What it may mean for investors

  • We believe that the economy appears solid, and that this is not the end of the cycle or the bull market. We believe that long-term investors should focus on implementing their investment plans, which should include asset allocation, diversification, and rebalancing.

Download the report (PDF)

The ongoing weakness in equities has surprised investors as hope sprang eternal after Federal Reserve (Fed) Chairman Powell seemed to strike a more dovish tone recently with respect to how high interest rates might go, and President Trump and President Xi of China appeared to agree to a halt in trade/tariff escalation. However, markets find themselves right back near the lows, and we believe one of the main reasons is price trends, which have gained popularity as a positioning indicator. Specifically, it is the deterioration in these price trends that are leading trend-following investors toward selling equity market rallies, as opposed to buying equity market dips, which they did while markets remained in an uptrend.

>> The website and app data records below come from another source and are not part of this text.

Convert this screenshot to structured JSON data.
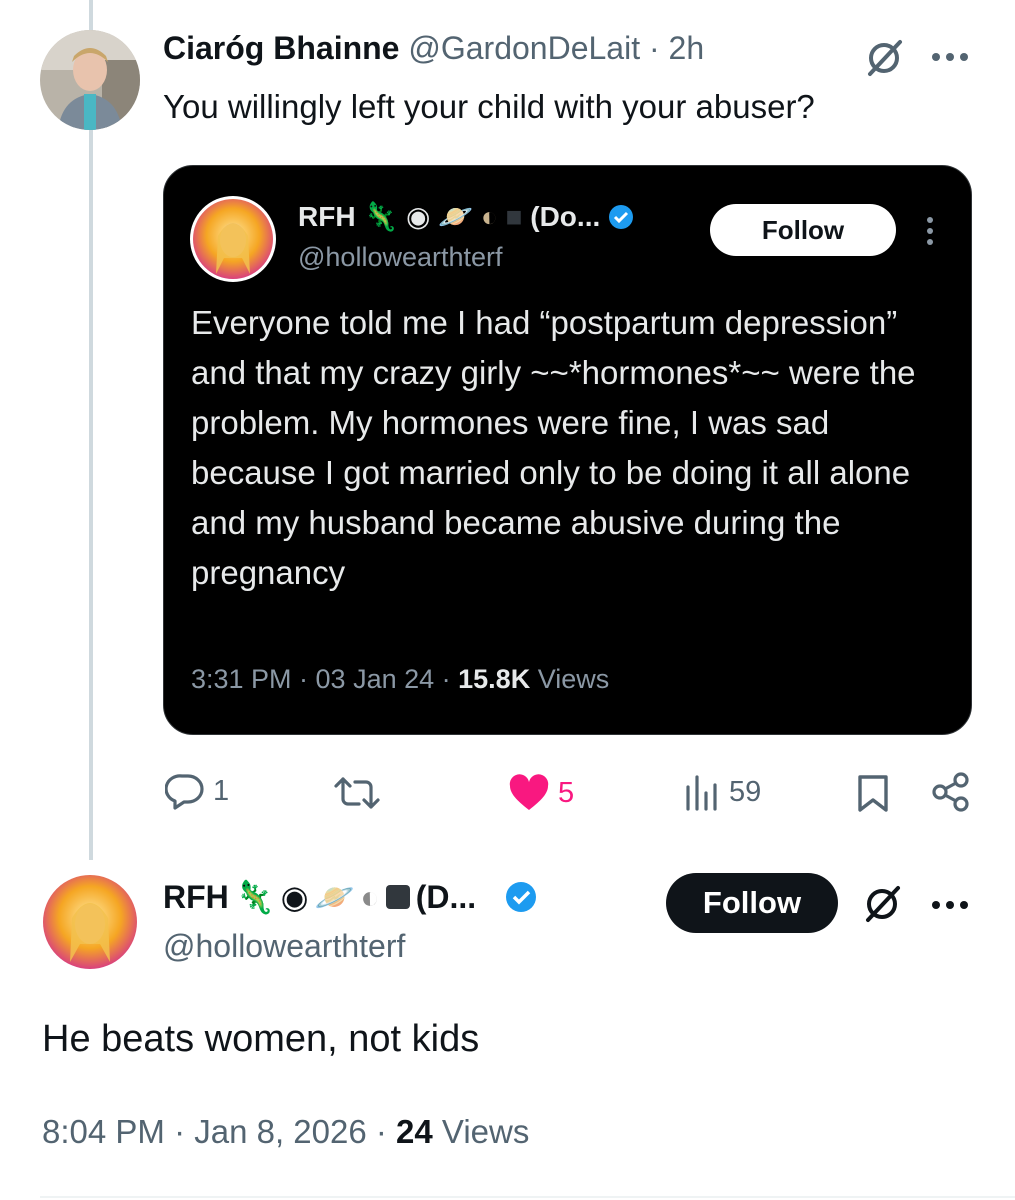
{
  "reply_tweet": {
    "author_name": "Ciaróg Bhainne",
    "handle": "@GardonDeLait",
    "separator": "·",
    "time": "2h",
    "text": "You willingly left your child with your abuser?",
    "quoted_card": {
      "name": "RFH",
      "name_suffix": "(Do...",
      "handle": "@hollowearthterf",
      "follow_label": "Follow",
      "body": "Everyone told me I had “postpartum depression” and that my crazy girly ~~*hormones*~~ were the problem. My hormones were fine, I was sad because I got married only to be doing it all alone and my husband became abusive during the pregnancy",
      "meta_time": "3:31 PM · 03 Jan 24 · ",
      "meta_views_count": "15.8K",
      "meta_views_label": " Views"
    },
    "actions": {
      "replies": "1",
      "likes": "5",
      "views": "59"
    }
  },
  "main_tweet": {
    "name": "RFH",
    "name_suffix": "(D...",
    "handle": "@hollowearthterf",
    "follow_label": "Follow",
    "text": "He beats women, not kids",
    "meta_time": "8:04 PM · Jan 8, 2026 · ",
    "meta_views_count": "24",
    "meta_views_label": " Views"
  },
  "colors": {
    "like_pink": "#f91880",
    "verified_blue": "#1d9bf0",
    "muted": "#536471"
  }
}
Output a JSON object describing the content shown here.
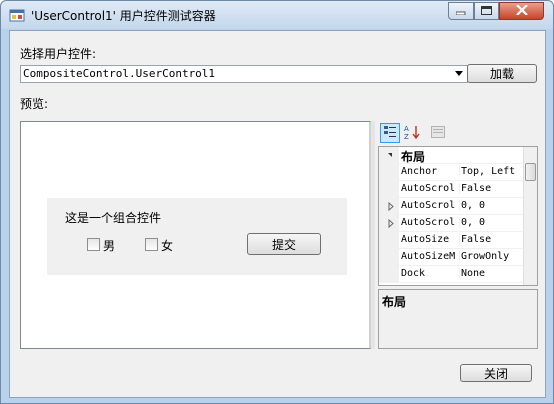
{
  "window": {
    "title": "'UserControl1' 用户控件测试容器",
    "minimize_icon": "minimize-icon",
    "maximize_icon": "maximize-icon",
    "close_icon": "close-icon"
  },
  "selector": {
    "label": "选择用户控件:",
    "value": "CompositeControl.UserControl1",
    "load_button": "加载"
  },
  "preview": {
    "label": "预览:",
    "control": {
      "heading": "这是一个组合控件",
      "checkbox_male": "男",
      "checkbox_female": "女",
      "submit_button": "提交"
    }
  },
  "property_grid": {
    "toolbar": [
      "categorized-icon",
      "alphabetical-icon",
      "property-pages-icon"
    ],
    "category": "布局",
    "rows": [
      {
        "name": "Anchor",
        "value": "Top, Left",
        "expandable": false
      },
      {
        "name": "AutoScrol",
        "value": "False",
        "expandable": false
      },
      {
        "name": "AutoScrol",
        "value": "0, 0",
        "expandable": true
      },
      {
        "name": "AutoScrol",
        "value": "0, 0",
        "expandable": true
      },
      {
        "name": "AutoSize",
        "value": "False",
        "expandable": false
      },
      {
        "name": "AutoSizeM",
        "value": "GrowOnly",
        "expandable": false
      },
      {
        "name": "Dock",
        "value": "None",
        "expandable": false
      }
    ],
    "description_title": "布局"
  },
  "footer": {
    "close_button": "关闭"
  }
}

Many market participants (including us) look to crossovers between the trailing 50-day moving average (DMA) of a market’s closing price and the trailing 200-day moving average (DMA) of a market’s closing price as an indication of a market’s overall trend. When the 50-DMA moves below the 200-DMA, it is often referred to as a “death cross,” as it indicates that the trend has shifted from higher to lower. When the 50-DMA moves above the 200-DMA from below, it is referred to as a “golden cross,” as it indicates that the trend has shifted from lower to higher.

Today, the S&P 500 Index experienced a “death cross,” which is causing many market participants to grow more cautious on equity markets. Rather than blindly following an indicator, from time to time it is important to test whether an indicator is useful. That is why we looked at the available historical data to see how markets performed in periods when the markets were in an uptrend (50-DMA is greater than 200-DMA), as opposed to when they were in a downtrend (50-DMA is less than 200-DMA), as measured by the positioning of the 50-DMA relative to the 200-DMA. As shown in the table below, investment performance is much more attractive on both an absolute and risk-adjusted basis when markets are in an uptrend versus when they are in a downtrend.

Table: Historical market performance in uptrends versus downtrends


Source: Bloomberg, Wells Fargo Investment Institute, December 7, 2018. Copyright ©2018 Bloomberg Finance L.P.  *Rolling returns, calculated on a daily basis. **As measured by standard deviation.  

The moving average looks at the average price of a particular stock (or sector, market or asset class) over a rolling time period which creates a smoothed price trend line, which is an indicator used in technical analysis.  There is no assurance that these movements or trends can or will be duplicated in the future.  Technical analysis is only one approach used to analyze stocks.  The S&P 500 is a market capitalization-weighted index generally considered representative of the US stock market.  An index is unmanaged and not available for direct investment.     

While no indicator is perfect, and we prefer to use a multifaceted approach when assessing the attractiveness of any given market, it is important for investors to be aware of the deteriorating price trends in the equity markets and the headwind they may pose over a shorter time horizon. Overall, we still remain constructive on our outlook for equity markets, much of which is driven by good prospects for continued economic and earnings growth. 

We believe that long-term investors should take advantage of the recent weakness by adding exposure to our favored equity asset classes (U.S. large-cap, U.S. mid-cap, and emerging market equities) and sectors (Financials, Industrials, Health Care, Consumer Discretionary, and Information Technology). In our opinion, now is also a good time for investors to partner with their investment professional and ensure that their investment plan is up to date and includes critical components such as asset allocation, diversification, and rebalancing.